▶ Problem to work on: What is wanted is the full listing, word for word, without its pictures.

———

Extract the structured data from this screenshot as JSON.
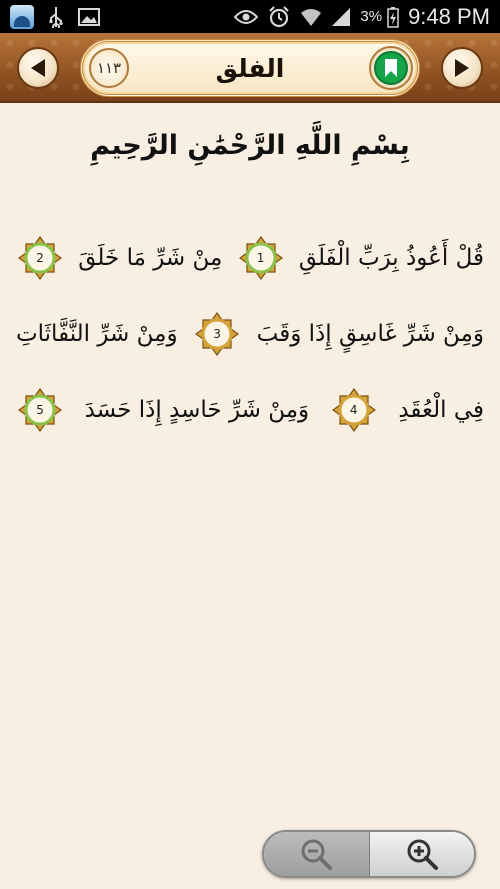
{
  "status_bar": {
    "time": "9:48 PM",
    "battery_percent": "3%",
    "icons": [
      "app-icon",
      "usb-icon",
      "image-icon",
      "eye-icon",
      "alarm-icon",
      "wifi-icon",
      "signal-icon",
      "battery-charging-icon"
    ]
  },
  "header": {
    "surah_number": "١١٣",
    "surah_title": "الفلق",
    "prev_icon": "triangle-left-icon",
    "next_icon": "triangle-right-icon",
    "bookmark_icon": "bookmark-icon"
  },
  "basmala": "بِسْمِ اللَّهِ الرَّحْمَٰنِ الرَّحِيمِ",
  "verses": {
    "line1": {
      "a": "قُلْ أَعُوذُ بِرَبِّ الْفَلَقِ",
      "m1": "1",
      "b": "مِنْ شَرِّ مَا خَلَقَ",
      "m2": "2"
    },
    "line2": {
      "a": "وَمِنْ شَرِّ غَاسِقٍ إِذَا وَقَبَ",
      "m3": "3",
      "b": "وَمِنْ شَرِّ النَّفَّاثَاتِ"
    },
    "line3": {
      "a": "فِي الْعُقَدِ",
      "m4": "4",
      "b": "وَمِنْ شَرِّ حَاسِدٍ إِذَا حَسَدَ",
      "m5": "5"
    }
  },
  "zoom": {
    "out_icon": "zoom-out-icon",
    "in_icon": "zoom-in-icon"
  },
  "colors": {
    "background": "#f8efe2",
    "header_brown": "#8f5222",
    "bookmark_green": "#15a44a",
    "verse_marker_gold": "#d6a23a",
    "verse_marker_green": "#8bc34a"
  }
}
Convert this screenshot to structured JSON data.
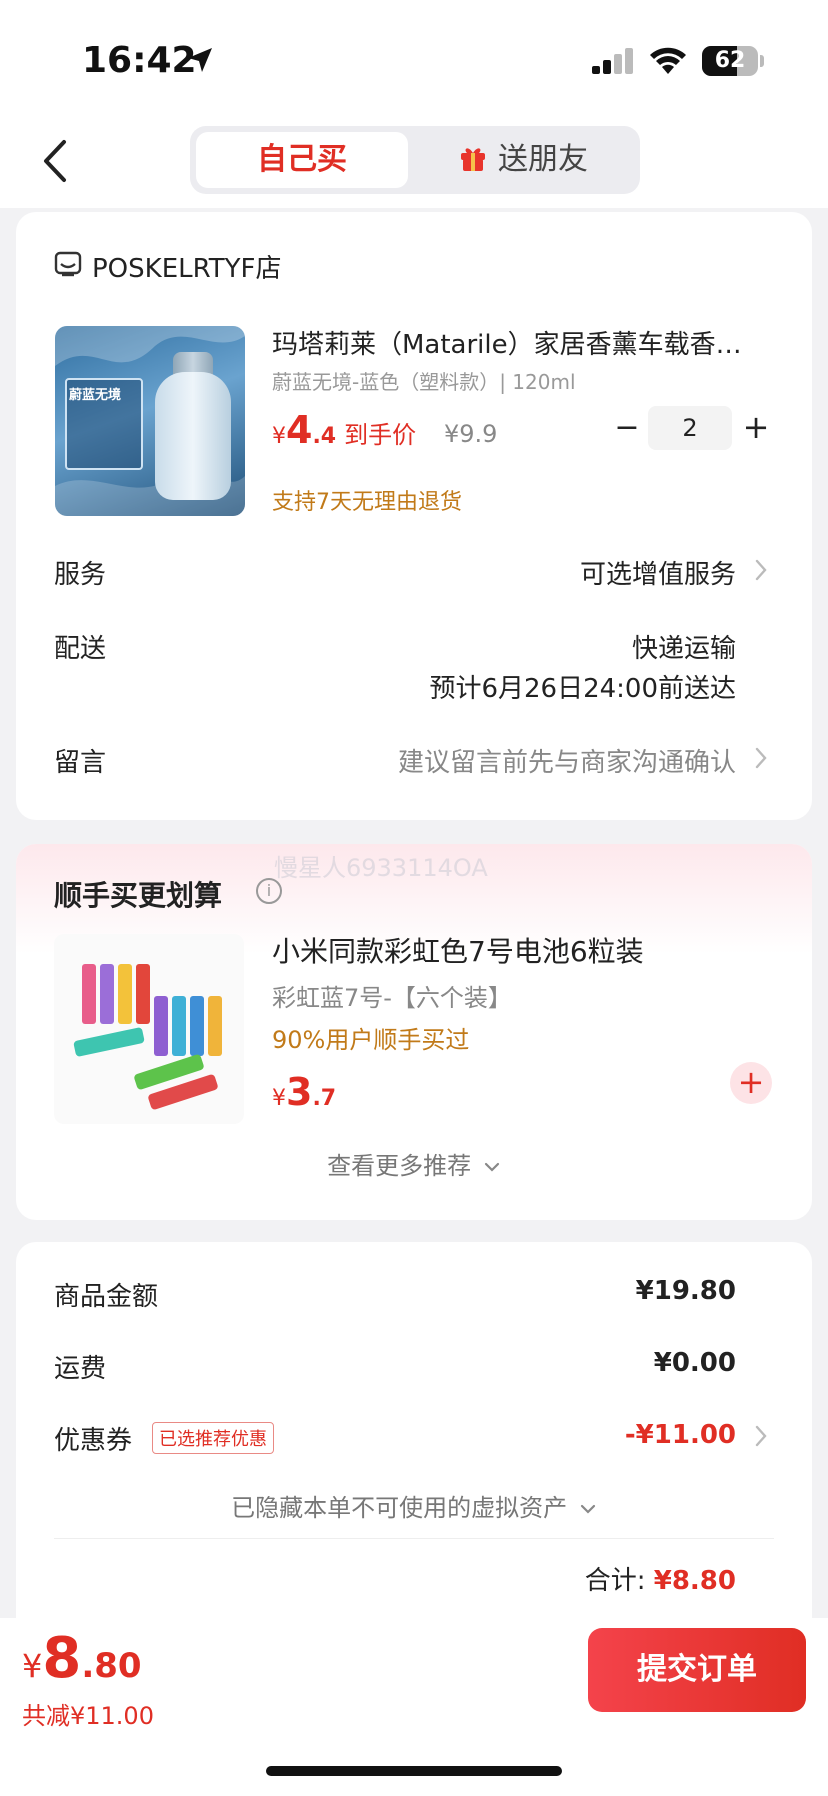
{
  "status_bar": {
    "time": "16:42",
    "battery": "62",
    "battery_level": 0.62
  },
  "nav": {
    "tab_self": "自己买",
    "tab_friend": "送朋友"
  },
  "shop": {
    "name": "POSKELRTYF店"
  },
  "product": {
    "title": "玛塔莉莱（Matarile）家居香薰车载香…",
    "spec": "蔚蓝无境-蓝色（塑料款）| 120ml",
    "currency": "¥",
    "price_int": "4",
    "price_dec": ".4",
    "price_label": "到手价",
    "original_price": "¥9.9",
    "quantity": "2",
    "qty_minus": "−",
    "qty_plus": "+",
    "return_policy": "支持7天无理由退货",
    "image_text": "蔚蓝无境"
  },
  "rows": {
    "service_label": "服务",
    "service_value": "可选增值服务",
    "delivery_label": "配送",
    "delivery_method": "快递运输",
    "delivery_eta": "预计6月26日24:00前送达",
    "note_label": "留言",
    "note_placeholder": "建议留言前先与商家沟通确认"
  },
  "recommend": {
    "watermark": "慢星人6933114OA",
    "title": "顺手买更划算",
    "info": "i",
    "name": "小米同款彩虹色7号电池6粒装",
    "spec": "彩虹蓝7号-【六个装】",
    "bought_pct": "90%用户顺手买过",
    "currency": "¥",
    "price_int": "3",
    "price_dec": ".7",
    "add": "+",
    "more": "查看更多推荐"
  },
  "summary": {
    "goods_label": "商品金额",
    "goods_value": "¥19.80",
    "shipping_label": "运费",
    "shipping_value": "¥0.00",
    "coupon_label": "优惠券",
    "coupon_tag": "已选推荐优惠",
    "coupon_value": "-¥11.00",
    "hidden_assets": "已隐藏本单不可使用的虚拟资产",
    "total_label": "合计:",
    "total_value": "¥8.80"
  },
  "bottom": {
    "currency": "¥",
    "price_int": "8",
    "price_dec": ".80",
    "saved": "共减¥11.00",
    "submit": "提交订单"
  },
  "colors": {
    "accent": "#e02e24",
    "orange": "#c17a19",
    "background": "#f2f2f4"
  },
  "icons": [
    "location-arrow-icon",
    "signal-icon",
    "wifi-icon",
    "battery-icon",
    "back-arrow-icon",
    "gift-icon",
    "shop-icon",
    "chevron-right-icon",
    "info-icon",
    "chevron-down-icon",
    "plus-icon"
  ]
}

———

▶ Answer space:
Extract the structured data from this screenshot as JSON.
{
  "status_bar": {
    "time": "9:48 PM",
    "battery_percent": "3%",
    "icons": [
      "app-icon",
      "usb-icon",
      "image-icon",
      "eye-icon",
      "alarm-icon",
      "wifi-icon",
      "signal-icon",
      "battery-charging-icon"
    ]
  },
  "header": {
    "surah_number": "١١٣",
    "surah_title": "الفلق",
    "prev_icon": "triangle-left-icon",
    "next_icon": "triangle-right-icon",
    "bookmark_icon": "bookmark-icon"
  },
  "basmala": "بِسْمِ اللَّهِ الرَّحْمَٰنِ الرَّحِيمِ",
  "verses": {
    "line1": {
      "a": "قُلْ أَعُوذُ بِرَبِّ الْفَلَقِ",
      "m1": "1",
      "b": "مِنْ شَرِّ مَا خَلَقَ",
      "m2": "2"
    },
    "line2": {
      "a": "وَمِنْ شَرِّ غَاسِقٍ إِذَا وَقَبَ",
      "m3": "3",
      "b": "وَمِنْ شَرِّ النَّفَّاثَاتِ"
    },
    "line3": {
      "a": "فِي الْعُقَدِ",
      "m4": "4",
      "b": "وَمِنْ شَرِّ حَاسِدٍ إِذَا حَسَدَ",
      "m5": "5"
    }
  },
  "zoom": {
    "out_icon": "zoom-out-icon",
    "in_icon": "zoom-in-icon"
  },
  "colors": {
    "background": "#f8efe2",
    "header_brown": "#8f5222",
    "bookmark_green": "#15a44a",
    "verse_marker_gold": "#d6a23a",
    "verse_marker_green": "#8bc34a"
  }
}
Convert this screenshot to structured JSON data.
{
  "status_bar": {
    "time": "16:42",
    "battery": "62",
    "battery_level": 0.62
  },
  "nav": {
    "tab_self": "自己买",
    "tab_friend": "送朋友"
  },
  "shop": {
    "name": "POSKELRTYF店"
  },
  "product": {
    "title": "玛塔莉莱（Matarile）家居香薰车载香…",
    "spec": "蔚蓝无境-蓝色（塑料款）| 120ml",
    "currency": "¥",
    "price_int": "4",
    "price_dec": ".4",
    "price_label": "到手价",
    "original_price": "¥9.9",
    "quantity": "2",
    "qty_minus": "−",
    "qty_plus": "+",
    "return_policy": "支持7天无理由退货",
    "image_text": "蔚蓝无境"
  },
  "rows": {
    "service_label": "服务",
    "service_value": "可选增值服务",
    "delivery_label": "配送",
    "delivery_method": "快递运输",
    "delivery_eta": "预计6月26日24:00前送达",
    "note_label": "留言",
    "note_placeholder": "建议留言前先与商家沟通确认"
  },
  "recommend": {
    "watermark": "慢星人6933114OA",
    "title": "顺手买更划算",
    "info": "i",
    "name": "小米同款彩虹色7号电池6粒装",
    "spec": "彩虹蓝7号-【六个装】",
    "bought_pct": "90%用户顺手买过",
    "currency": "¥",
    "price_int": "3",
    "price_dec": ".7",
    "add": "+",
    "more": "查看更多推荐"
  },
  "summary": {
    "goods_label": "商品金额",
    "goods_value": "¥19.80",
    "shipping_label": "运费",
    "shipping_value": "¥0.00",
    "coupon_label": "优惠券",
    "coupon_tag": "已选推荐优惠",
    "coupon_value": "-¥11.00",
    "hidden_assets": "已隐藏本单不可使用的虚拟资产",
    "total_label": "合计:",
    "total_value": "¥8.80"
  },
  "bottom": {
    "currency": "¥",
    "price_int": "8",
    "price_dec": ".80",
    "saved": "共减¥11.00",
    "submit": "提交订单"
  },
  "colors": {
    "accent": "#e02e24",
    "orange": "#c17a19",
    "background": "#f2f2f4"
  },
  "icons": [
    "location-arrow-icon",
    "signal-icon",
    "wifi-icon",
    "battery-icon",
    "back-arrow-icon",
    "gift-icon",
    "shop-icon",
    "chevron-right-icon",
    "info-icon",
    "chevron-down-icon",
    "plus-icon"
  ]
}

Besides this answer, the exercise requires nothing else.